Indeed, choosing a credit card, buying a home, or saving for retirement requires real financial savvy. To help elevate the financial literacy of consumers in this country, we have recently launched the “Ask CFPB” tool on our website, consumerfinance.gov, featuring hundreds of questions and answers that inform consumers about various financial products and services. You can help us by suggesting additional questions that you believe are worth answering, or by asking about answers you do not understand; either way, give us your feedback so we can improve our tool.
But we also know that many useful approaches to financial education can already be found in other places, and we have no desire to try to reinvent any wheel that is already round enough. When I was a local treasurer in Ohio, we discovered the FDIC’s “Money Smart” curriculum, and we worked with them to train people who trained others to use that excellent resource. Rather than redoing that work, at the Consumer Bureau, we are focused on the insight that there are two ways to close the gap between consumers and the portfolio of financial decisions they must be able to make. One way is to better inform consumers; another way is to bring more transparency and accountability to the financial markets. If we can bring financial decisions down to a level where they are more accessible, by making choices clearer, then we close the gap. You should not need a law degree to read a bank or credit card contract. As Einstein once said, “If you can’t explain it simply, then you don’t understand it well enough.” We are advocating for greater transparency in the financial markets not to dumb things down, but to take overly complex information and make it reasonably accessible to normal human beings, so that they can make the choices that are right for them.

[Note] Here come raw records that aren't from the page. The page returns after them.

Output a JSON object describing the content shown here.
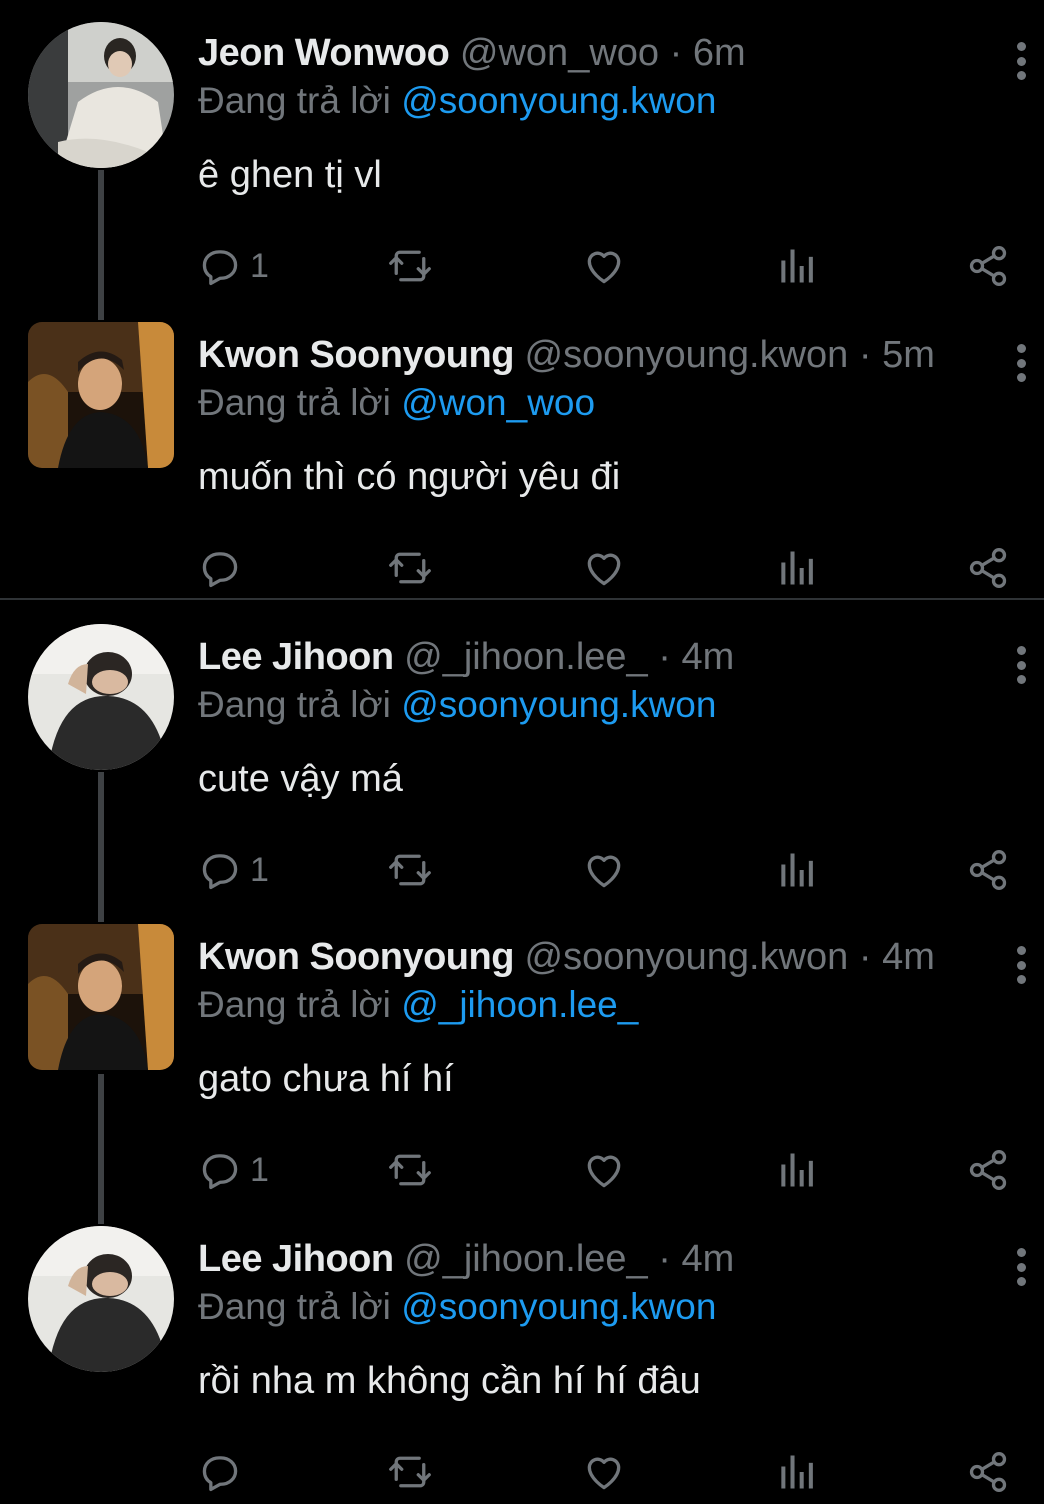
{
  "replying_prefix": "Đang trả lời",
  "colors": {
    "background": "#000000",
    "text": "#e7e9ea",
    "muted": "#71767b",
    "mention": "#1d9bf0"
  },
  "icons": [
    "comment-icon",
    "retweet-icon",
    "like-icon",
    "analytics-icon",
    "share-icon",
    "more-options-icon"
  ],
  "tweets": [
    {
      "name": "Jeon Wonwoo",
      "handle": "@won_woo",
      "time": "· 6m",
      "replying_to": "@soonyoung.kwon",
      "text": "ê ghen tị vl",
      "reply_count": "1"
    },
    {
      "name": "Kwon Soonyoung",
      "handle": "@soonyoung.kwon",
      "time": "· 5m",
      "replying_to": "@won_woo",
      "text": "muốn thì có người yêu đi",
      "reply_count": ""
    },
    {
      "name": "Lee Jihoon",
      "handle": "@_jihoon.lee_",
      "time": "· 4m",
      "replying_to": "@soonyoung.kwon",
      "text": "cute vậy má",
      "reply_count": "1"
    },
    {
      "name": "Kwon Soonyoung",
      "handle": "@soonyoung.kwon",
      "time": "· 4m",
      "replying_to": "@_jihoon.lee_",
      "text": "gato chưa hí hí",
      "reply_count": "1"
    },
    {
      "name": "Lee Jihoon",
      "handle": "@_jihoon.lee_",
      "time": "· 4m",
      "replying_to": "@soonyoung.kwon",
      "text": "rồi nha m không cần hí hí đâu",
      "reply_count": ""
    }
  ]
}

At the Consumer Bureau, we are doing this with our signature “Know Before You Owe” project to simplify and streamline the application forms and closing documents for mortgages. We also are showing how this can be done with our model credit card contract. On student loans, we first produced a model “Financial Aid Shopping Sheet” for students and then followed up with our “Financial Aid Comparison Shopper,” an online tool that can be used to estimate the costs of higher education and related debt burdens by evaluating schools side by side. In each instance, greater transparency makes comparison and decision-making easier for consumers.
We also understand that sometimes people need special help. At the Consumer Bureau, we now operate a complaint system on our website and through a hotline. You can send us a complaint about your mortgage, credit card, bank account, car loan, or student loan. Our consumer response specialists will follow up on your concerns and seek to get them resolved.
Our goal is to give people the confidence and the peace of mind that the financial world is not booby-trapped with pitfalls that can ruin their lives. We want to make decisions more accessible to people, and we want them to be better informed about how to make those decisions. By bringing closer together what the financial world demands and what actual consumers understand, we will bolster financial capability in this country.
It is inspiring to know that those of you who are here tonight share this conviction, and we are glad to join you in this most worthy cause.